Deception. Perhaps we all have been deceived at one point or another in our lives – maybe you were deceived by your parents, into thinking that they would buy you a certain present for Christmas, only to realize on December 25th that it is not the present you were hoping for. Imagine being deceived almost every day of your life; telescreens to monitor your every move, even your eyes can give away the slightest piece of evidence, and there is no justice for the innocent; because after all, no one is innocent. Now imagine Oceania; set in the future, written in 1948. Airstrip One, previously referred to as London. Ravished by war, poor living conditions, poor wages and a total lack of privacy. This is the setting for which we will explore the deceptive nature of the Big Brother government and the manipulation of the characters throughout the novel 1984, written by George Orwell.
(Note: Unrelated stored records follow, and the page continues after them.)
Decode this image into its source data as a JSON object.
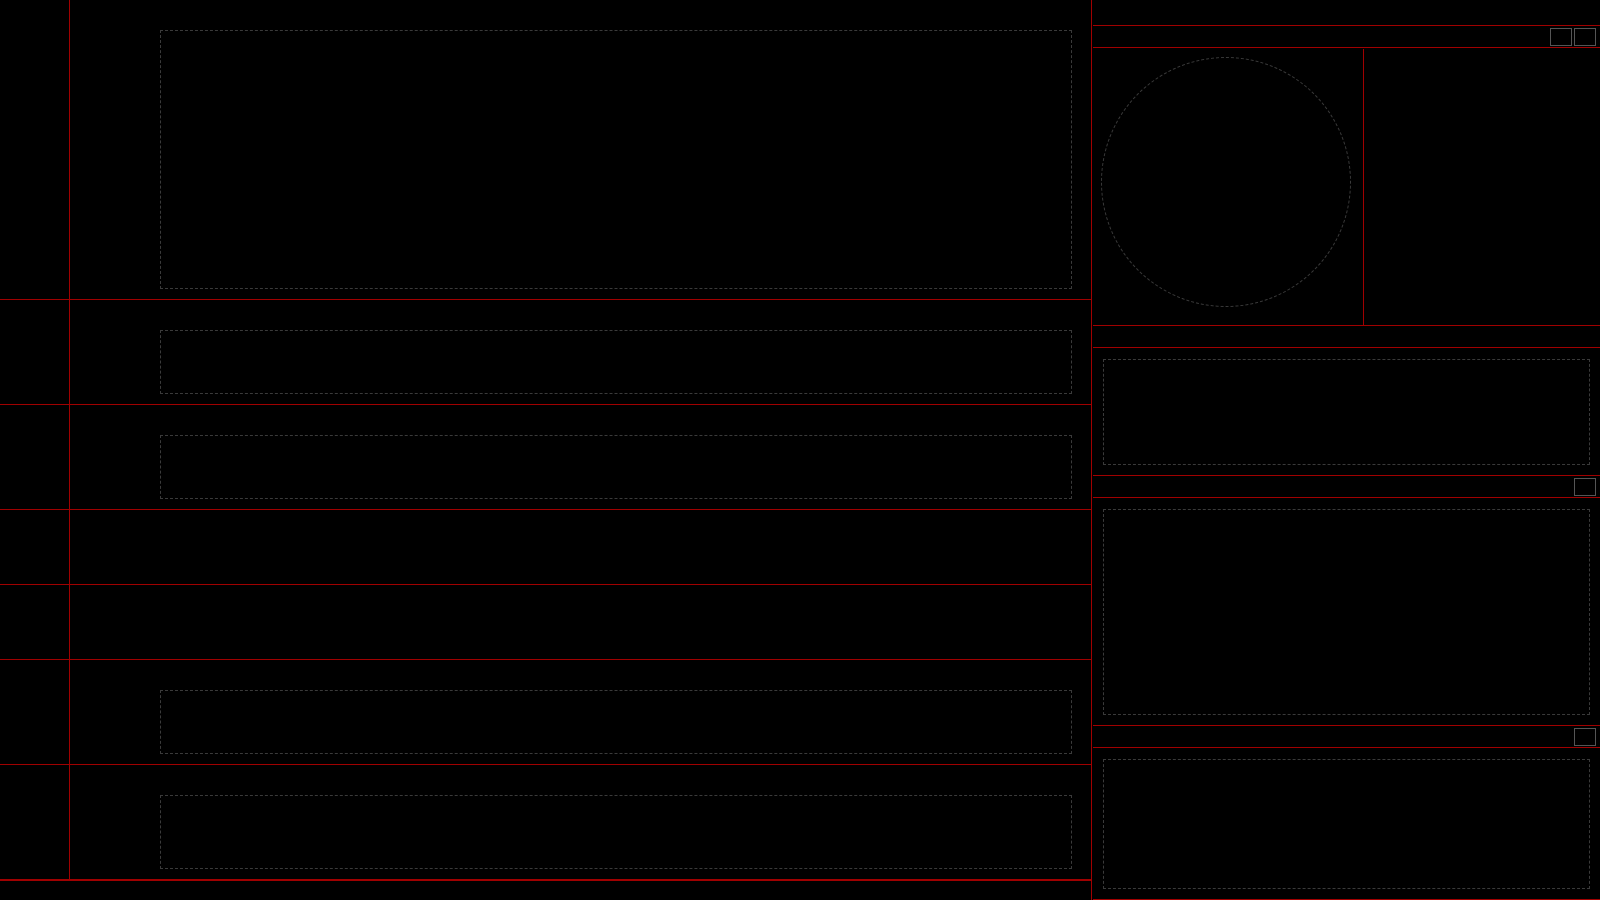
{
  "stock": {
    "code": "",
    "name": ""
  },
  "main_panel": {
    "header": ""
  },
  "vol_panel": {
    "header": ""
  },
  "svzj_panel": {
    "header": ""
  },
  "svzl_panel": {
    "header": ""
  },
  "svsh_panel": {
    "header": ""
  },
  "ai1_panel": {
    "header": ""
  },
  "ai2_panel": {
    "header": ""
  },
  "status": {
    "brand": ""
  },
  "right": {
    "lhb_title": "",
    "fs_title": "",
    "sz_title": "",
    "cat_title": "",
    "order_rows": []
  },
  "chart_data": []
}
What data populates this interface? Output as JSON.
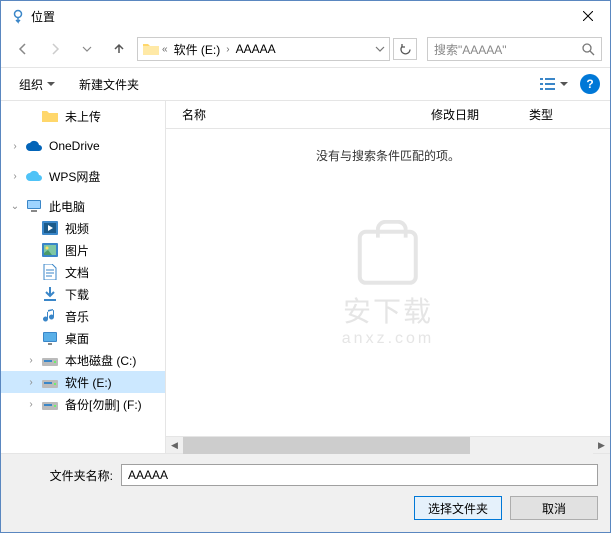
{
  "window": {
    "title": "位置"
  },
  "address": {
    "prefix": "«",
    "crumb1": "软件 (E:)",
    "crumb2": "AAAAA"
  },
  "search": {
    "placeholder": "搜索\"AAAAA\""
  },
  "toolbar": {
    "organize": "组织",
    "newfolder": "新建文件夹"
  },
  "columns": {
    "name": "名称",
    "modified": "修改日期",
    "type": "类型"
  },
  "empty_msg": "没有与搜索条件匹配的项。",
  "tree": {
    "notuploaded": "未上传",
    "onedrive": "OneDrive",
    "wps": "WPS网盘",
    "thispc": "此电脑",
    "video": "视频",
    "pictures": "图片",
    "documents": "文档",
    "downloads": "下载",
    "music": "音乐",
    "desktop": "桌面",
    "localc": "本地磁盘 (C:)",
    "softe": "软件 (E:)",
    "backupf": "备份[勿删] (F:)"
  },
  "footer": {
    "label": "文件夹名称:",
    "value": "AAAAA",
    "select": "选择文件夹",
    "cancel": "取消"
  }
}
Some major and recurring themes become apparent in the novel from quite early on; obedience is instilled into the members of society; conformity is compulsory, and we see this through the character of Winston describing how “the horrible thing about the Two Minutes Hate was not that one was obliged to act a part, but that it was impossible to avoid joining in”. Orwell has used Winston to emphasize this idea that the hatred for Big Brother was almost contagious, and that even if you did not hate Emmanuel Goldstein’s ideals, you still must deceive yourself and join in so as not to get caught by the Thought Police. Totalitarian control of Oceania is apparent through the use of a fear-invoking government and brutal police force, as well as the telescreens who symbolize the idea of ‘big brother is watching you’ – there is nowhere to hide, and every moment and every sound made is under constant scrutiny. Another key theme is the manipulation of the government into forcing its people to have a constant hatred for Emmanuel Goldstein’s